> _ACTION ITEM_: Each entry in the listing below should be restated word for word.

> _DATA SUPPLIED_:
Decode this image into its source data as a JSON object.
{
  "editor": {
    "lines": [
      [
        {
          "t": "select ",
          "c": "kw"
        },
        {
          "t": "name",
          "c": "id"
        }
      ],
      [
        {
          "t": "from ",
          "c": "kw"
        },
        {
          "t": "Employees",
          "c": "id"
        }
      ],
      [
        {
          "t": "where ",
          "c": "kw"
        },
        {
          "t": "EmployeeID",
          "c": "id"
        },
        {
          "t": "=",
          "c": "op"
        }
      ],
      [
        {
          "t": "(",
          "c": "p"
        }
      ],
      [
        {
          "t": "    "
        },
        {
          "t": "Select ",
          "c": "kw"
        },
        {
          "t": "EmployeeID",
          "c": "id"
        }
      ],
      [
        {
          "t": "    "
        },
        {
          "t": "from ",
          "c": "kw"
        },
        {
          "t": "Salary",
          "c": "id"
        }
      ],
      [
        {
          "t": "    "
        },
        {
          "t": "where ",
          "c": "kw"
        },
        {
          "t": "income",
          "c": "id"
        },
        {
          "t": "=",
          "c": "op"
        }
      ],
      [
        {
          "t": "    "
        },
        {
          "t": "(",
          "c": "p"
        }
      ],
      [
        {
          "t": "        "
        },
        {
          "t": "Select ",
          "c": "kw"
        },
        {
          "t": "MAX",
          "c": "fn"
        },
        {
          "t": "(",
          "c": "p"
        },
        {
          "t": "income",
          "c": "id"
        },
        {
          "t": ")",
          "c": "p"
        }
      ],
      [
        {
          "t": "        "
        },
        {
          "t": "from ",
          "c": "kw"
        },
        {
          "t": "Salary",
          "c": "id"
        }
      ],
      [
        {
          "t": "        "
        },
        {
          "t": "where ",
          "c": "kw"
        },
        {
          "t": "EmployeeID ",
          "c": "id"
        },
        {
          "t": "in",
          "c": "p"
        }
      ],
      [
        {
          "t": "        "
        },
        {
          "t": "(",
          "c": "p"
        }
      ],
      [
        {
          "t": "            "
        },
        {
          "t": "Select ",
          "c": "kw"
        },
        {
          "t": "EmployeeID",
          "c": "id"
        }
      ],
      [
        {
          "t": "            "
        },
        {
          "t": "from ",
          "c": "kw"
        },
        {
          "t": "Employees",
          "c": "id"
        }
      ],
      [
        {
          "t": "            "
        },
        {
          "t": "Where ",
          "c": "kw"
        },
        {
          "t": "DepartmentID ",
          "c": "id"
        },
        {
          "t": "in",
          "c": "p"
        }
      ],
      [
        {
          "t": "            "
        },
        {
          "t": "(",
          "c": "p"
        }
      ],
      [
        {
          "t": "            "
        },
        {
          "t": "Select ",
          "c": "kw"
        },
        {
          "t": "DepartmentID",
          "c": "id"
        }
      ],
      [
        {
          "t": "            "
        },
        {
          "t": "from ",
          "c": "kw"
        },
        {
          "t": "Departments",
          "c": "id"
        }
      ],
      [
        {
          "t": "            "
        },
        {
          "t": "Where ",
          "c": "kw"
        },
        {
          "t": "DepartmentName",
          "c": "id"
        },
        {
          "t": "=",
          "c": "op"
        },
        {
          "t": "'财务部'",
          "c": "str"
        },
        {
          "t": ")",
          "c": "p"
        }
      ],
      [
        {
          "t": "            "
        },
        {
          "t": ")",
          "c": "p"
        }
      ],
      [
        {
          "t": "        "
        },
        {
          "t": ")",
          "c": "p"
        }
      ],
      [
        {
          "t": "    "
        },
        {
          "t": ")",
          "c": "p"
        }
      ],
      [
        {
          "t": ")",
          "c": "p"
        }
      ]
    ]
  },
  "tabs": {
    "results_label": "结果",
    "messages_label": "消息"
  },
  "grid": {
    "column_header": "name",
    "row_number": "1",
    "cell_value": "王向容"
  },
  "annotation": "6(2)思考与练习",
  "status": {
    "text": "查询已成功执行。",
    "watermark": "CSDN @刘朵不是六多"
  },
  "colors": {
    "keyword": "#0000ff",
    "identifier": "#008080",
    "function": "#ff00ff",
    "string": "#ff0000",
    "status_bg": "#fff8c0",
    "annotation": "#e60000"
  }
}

> _SOLUTION_:
Decode this image into its source data as a JSON object.
{
  "editor": {
    "lines": [
      [
        {
          "t": "select ",
          "c": "kw"
        },
        {
          "t": "name",
          "c": "id"
        }
      ],
      [
        {
          "t": "from ",
          "c": "kw"
        },
        {
          "t": "Employees",
          "c": "id"
        }
      ],
      [
        {
          "t": "where ",
          "c": "kw"
        },
        {
          "t": "EmployeeID",
          "c": "id"
        },
        {
          "t": "=",
          "c": "op"
        }
      ],
      [
        {
          "t": "(",
          "c": "p"
        }
      ],
      [
        {
          "t": "    "
        },
        {
          "t": "Select ",
          "c": "kw"
        },
        {
          "t": "EmployeeID",
          "c": "id"
        }
      ],
      [
        {
          "t": "    "
        },
        {
          "t": "from ",
          "c": "kw"
        },
        {
          "t": "Salary",
          "c": "id"
        }
      ],
      [
        {
          "t": "    "
        },
        {
          "t": "where ",
          "c": "kw"
        },
        {
          "t": "income",
          "c": "id"
        },
        {
          "t": "=",
          "c": "op"
        }
      ],
      [
        {
          "t": "    "
        },
        {
          "t": "(",
          "c": "p"
        }
      ],
      [
        {
          "t": "        "
        },
        {
          "t": "Select ",
          "c": "kw"
        },
        {
          "t": "MAX",
          "c": "fn"
        },
        {
          "t": "(",
          "c": "p"
        },
        {
          "t": "income",
          "c": "id"
        },
        {
          "t": ")",
          "c": "p"
        }
      ],
      [
        {
          "t": "        "
        },
        {
          "t": "from ",
          "c": "kw"
        },
        {
          "t": "Salary",
          "c": "id"
        }
      ],
      [
        {
          "t": "        "
        },
        {
          "t": "where ",
          "c": "kw"
        },
        {
          "t": "EmployeeID ",
          "c": "id"
        },
        {
          "t": "in",
          "c": "p"
        }
      ],
      [
        {
          "t": "        "
        },
        {
          "t": "(",
          "c": "p"
        }
      ],
      [
        {
          "t": "            "
        },
        {
          "t": "Select ",
          "c": "kw"
        },
        {
          "t": "EmployeeID",
          "c": "id"
        }
      ],
      [
        {
          "t": "            "
        },
        {
          "t": "from ",
          "c": "kw"
        },
        {
          "t": "Employees",
          "c": "id"
        }
      ],
      [
        {
          "t": "            "
        },
        {
          "t": "Where ",
          "c": "kw"
        },
        {
          "t": "DepartmentID ",
          "c": "id"
        },
        {
          "t": "in",
          "c": "p"
        }
      ],
      [
        {
          "t": "            "
        },
        {
          "t": "(",
          "c": "p"
        }
      ],
      [
        {
          "t": "            "
        },
        {
          "t": "Select ",
          "c": "kw"
        },
        {
          "t": "DepartmentID",
          "c": "id"
        }
      ],
      [
        {
          "t": "            "
        },
        {
          "t": "from ",
          "c": "kw"
        },
        {
          "t": "Departments",
          "c": "id"
        }
      ],
      [
        {
          "t": "            "
        },
        {
          "t": "Where ",
          "c": "kw"
        },
        {
          "t": "DepartmentName",
          "c": "id"
        },
        {
          "t": "=",
          "c": "op"
        },
        {
          "t": "'财务部'",
          "c": "str"
        },
        {
          "t": ")",
          "c": "p"
        }
      ],
      [
        {
          "t": "            "
        },
        {
          "t": ")",
          "c": "p"
        }
      ],
      [
        {
          "t": "        "
        },
        {
          "t": ")",
          "c": "p"
        }
      ],
      [
        {
          "t": "    "
        },
        {
          "t": ")",
          "c": "p"
        }
      ],
      [
        {
          "t": ")",
          "c": "p"
        }
      ]
    ]
  },
  "tabs": {
    "results_label": "结果",
    "messages_label": "消息"
  },
  "grid": {
    "column_header": "name",
    "row_number": "1",
    "cell_value": "王向容"
  },
  "annotation": "6(2)思考与练习",
  "status": {
    "text": "查询已成功执行。",
    "watermark": "CSDN @刘朵不是六多"
  },
  "colors": {
    "keyword": "#0000ff",
    "identifier": "#008080",
    "function": "#ff00ff",
    "string": "#ff0000",
    "status_bg": "#fff8c0",
    "annotation": "#e60000"
  }
}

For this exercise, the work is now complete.